If you opt for using method #1 then I suggest that you read Microsoft's website for extra installation considerations.

Option 2 is easier (despite the longer description)


Devon Berry

I burn using Alcohol 120%. It is great for making 1:1 copies, though it is most likely overpowered for simple copies such as this one. It has a trial version as well, but the full version isn't cheap.

I never even noticed that Andrew had two different accounts. I guess it is because I never saw them together, lol!  :lol:

R. Andrew Lamonica

As of 5/14/2006, 7-Zip will now extract files from ISO's.  7-Zip is a good program that opens a lot of compressed archives.  So if you do not have a CD-Burner and want to install Visual Studio using Option 1 (see above) then I suggest you try 7-Zip.



I absolutely love daemon tools and have used it for tons of software include visula studio. It works perfectly. It's even less of a hassle than burning. I don't know what problesm you've had with it and don't see why it would cause any.



You should use some ISOs writing tool. I suppose you try ISO-burner utility. It is extremely easy to use, small and never failed me before. Moreover, it is free. That will definately help

R. Andrew Lamonica

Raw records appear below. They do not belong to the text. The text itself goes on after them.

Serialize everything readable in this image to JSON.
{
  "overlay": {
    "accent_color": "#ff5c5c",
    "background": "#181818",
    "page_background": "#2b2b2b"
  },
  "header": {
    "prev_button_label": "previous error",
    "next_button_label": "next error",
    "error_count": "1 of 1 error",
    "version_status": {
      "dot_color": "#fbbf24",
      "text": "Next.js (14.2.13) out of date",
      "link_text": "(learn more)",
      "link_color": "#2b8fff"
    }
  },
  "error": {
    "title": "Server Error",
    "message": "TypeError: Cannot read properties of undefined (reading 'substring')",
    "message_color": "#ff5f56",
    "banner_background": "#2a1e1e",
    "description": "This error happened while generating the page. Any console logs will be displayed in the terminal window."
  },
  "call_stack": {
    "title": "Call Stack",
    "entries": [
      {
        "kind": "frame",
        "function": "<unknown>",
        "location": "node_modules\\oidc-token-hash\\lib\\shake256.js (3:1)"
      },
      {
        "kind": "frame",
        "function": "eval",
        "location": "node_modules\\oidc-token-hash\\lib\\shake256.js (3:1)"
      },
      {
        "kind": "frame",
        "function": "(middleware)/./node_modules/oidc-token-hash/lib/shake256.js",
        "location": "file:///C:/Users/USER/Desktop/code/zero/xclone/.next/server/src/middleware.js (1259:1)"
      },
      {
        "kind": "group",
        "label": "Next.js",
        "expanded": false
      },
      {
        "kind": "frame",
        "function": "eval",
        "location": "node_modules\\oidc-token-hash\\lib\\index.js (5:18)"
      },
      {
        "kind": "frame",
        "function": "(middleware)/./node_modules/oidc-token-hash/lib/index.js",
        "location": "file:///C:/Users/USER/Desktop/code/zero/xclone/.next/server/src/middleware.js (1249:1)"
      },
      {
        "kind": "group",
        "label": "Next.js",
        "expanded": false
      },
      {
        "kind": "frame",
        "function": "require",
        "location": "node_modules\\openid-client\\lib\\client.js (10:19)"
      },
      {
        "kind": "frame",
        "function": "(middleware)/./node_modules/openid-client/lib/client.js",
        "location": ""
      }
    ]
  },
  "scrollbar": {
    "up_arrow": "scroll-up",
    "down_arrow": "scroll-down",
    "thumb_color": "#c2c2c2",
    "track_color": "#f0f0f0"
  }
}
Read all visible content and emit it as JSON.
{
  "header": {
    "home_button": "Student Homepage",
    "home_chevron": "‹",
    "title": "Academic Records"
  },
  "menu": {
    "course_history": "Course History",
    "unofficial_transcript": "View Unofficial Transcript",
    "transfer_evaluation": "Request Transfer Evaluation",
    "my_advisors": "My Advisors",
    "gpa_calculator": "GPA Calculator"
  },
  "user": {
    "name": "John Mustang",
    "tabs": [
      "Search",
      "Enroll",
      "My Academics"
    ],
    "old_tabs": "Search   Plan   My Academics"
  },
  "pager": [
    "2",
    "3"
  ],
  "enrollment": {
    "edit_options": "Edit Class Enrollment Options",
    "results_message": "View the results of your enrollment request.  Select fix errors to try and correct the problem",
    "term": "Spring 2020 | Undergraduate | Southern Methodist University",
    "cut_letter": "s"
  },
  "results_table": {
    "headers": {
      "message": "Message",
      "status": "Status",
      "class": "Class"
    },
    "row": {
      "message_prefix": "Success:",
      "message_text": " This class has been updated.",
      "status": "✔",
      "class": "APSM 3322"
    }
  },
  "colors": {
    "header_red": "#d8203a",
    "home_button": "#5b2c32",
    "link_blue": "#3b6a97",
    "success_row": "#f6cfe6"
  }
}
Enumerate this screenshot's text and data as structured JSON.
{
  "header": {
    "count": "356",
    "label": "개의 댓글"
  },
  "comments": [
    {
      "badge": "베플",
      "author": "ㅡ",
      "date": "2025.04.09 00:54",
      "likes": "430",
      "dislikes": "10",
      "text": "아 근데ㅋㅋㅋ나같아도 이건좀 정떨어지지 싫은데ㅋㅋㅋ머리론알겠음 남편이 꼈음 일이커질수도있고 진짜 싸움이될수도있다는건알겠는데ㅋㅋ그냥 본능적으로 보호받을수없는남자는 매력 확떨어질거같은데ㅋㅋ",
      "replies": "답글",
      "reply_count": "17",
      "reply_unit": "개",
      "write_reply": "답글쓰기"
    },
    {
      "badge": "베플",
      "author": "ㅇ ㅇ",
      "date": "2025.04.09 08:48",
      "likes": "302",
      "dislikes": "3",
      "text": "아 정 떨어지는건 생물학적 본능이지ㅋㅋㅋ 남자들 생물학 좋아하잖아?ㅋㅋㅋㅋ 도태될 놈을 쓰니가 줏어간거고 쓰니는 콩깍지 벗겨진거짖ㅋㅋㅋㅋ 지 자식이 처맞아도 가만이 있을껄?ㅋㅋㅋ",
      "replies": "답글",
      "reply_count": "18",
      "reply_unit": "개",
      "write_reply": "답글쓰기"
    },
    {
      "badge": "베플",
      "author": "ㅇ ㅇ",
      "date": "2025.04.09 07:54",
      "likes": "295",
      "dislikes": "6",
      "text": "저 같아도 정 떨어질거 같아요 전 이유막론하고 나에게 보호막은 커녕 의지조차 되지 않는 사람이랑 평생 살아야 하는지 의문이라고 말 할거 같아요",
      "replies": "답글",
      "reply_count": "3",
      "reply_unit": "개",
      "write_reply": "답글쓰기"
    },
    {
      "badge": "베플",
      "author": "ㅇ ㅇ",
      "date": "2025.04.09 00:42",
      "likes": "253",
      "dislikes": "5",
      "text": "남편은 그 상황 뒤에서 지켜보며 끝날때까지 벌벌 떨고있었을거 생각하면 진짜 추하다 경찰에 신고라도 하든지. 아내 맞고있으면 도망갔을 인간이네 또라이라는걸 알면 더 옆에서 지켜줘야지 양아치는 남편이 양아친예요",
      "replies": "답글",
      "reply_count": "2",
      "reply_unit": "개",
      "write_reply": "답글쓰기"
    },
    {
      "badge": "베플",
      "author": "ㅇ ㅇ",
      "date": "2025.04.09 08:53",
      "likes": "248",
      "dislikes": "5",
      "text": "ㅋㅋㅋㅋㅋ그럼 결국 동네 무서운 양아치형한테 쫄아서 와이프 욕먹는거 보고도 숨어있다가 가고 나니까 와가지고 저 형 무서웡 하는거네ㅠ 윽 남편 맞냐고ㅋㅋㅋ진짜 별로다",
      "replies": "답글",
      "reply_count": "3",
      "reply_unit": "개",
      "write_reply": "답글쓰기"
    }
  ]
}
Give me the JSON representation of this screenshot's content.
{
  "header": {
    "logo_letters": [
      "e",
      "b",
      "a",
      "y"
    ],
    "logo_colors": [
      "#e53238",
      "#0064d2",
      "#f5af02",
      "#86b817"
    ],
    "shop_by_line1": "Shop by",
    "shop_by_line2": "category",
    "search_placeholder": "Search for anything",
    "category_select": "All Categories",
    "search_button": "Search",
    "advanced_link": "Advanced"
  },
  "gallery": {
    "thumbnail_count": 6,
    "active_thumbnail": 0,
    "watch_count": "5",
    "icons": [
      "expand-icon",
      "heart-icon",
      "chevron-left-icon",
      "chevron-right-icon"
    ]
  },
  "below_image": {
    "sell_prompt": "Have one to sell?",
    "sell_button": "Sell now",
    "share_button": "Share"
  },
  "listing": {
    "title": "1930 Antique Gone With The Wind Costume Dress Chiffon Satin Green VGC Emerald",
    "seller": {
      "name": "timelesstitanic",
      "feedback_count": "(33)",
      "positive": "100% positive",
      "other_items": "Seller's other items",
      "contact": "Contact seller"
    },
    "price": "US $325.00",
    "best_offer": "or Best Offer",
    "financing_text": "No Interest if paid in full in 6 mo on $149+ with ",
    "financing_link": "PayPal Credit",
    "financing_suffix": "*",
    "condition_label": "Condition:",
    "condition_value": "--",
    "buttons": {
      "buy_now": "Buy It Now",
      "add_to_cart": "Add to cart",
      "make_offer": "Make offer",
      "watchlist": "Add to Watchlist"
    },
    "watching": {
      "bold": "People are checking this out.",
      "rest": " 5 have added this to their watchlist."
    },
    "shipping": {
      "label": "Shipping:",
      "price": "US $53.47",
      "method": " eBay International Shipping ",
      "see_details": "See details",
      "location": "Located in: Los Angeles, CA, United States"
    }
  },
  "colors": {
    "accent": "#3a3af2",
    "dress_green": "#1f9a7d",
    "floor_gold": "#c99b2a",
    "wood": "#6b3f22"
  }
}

The previous two posts look like spam to me.  I suggest that you stay away from their software.  The software we suggest (see my "instructions" post) probably does not have any spyware in it.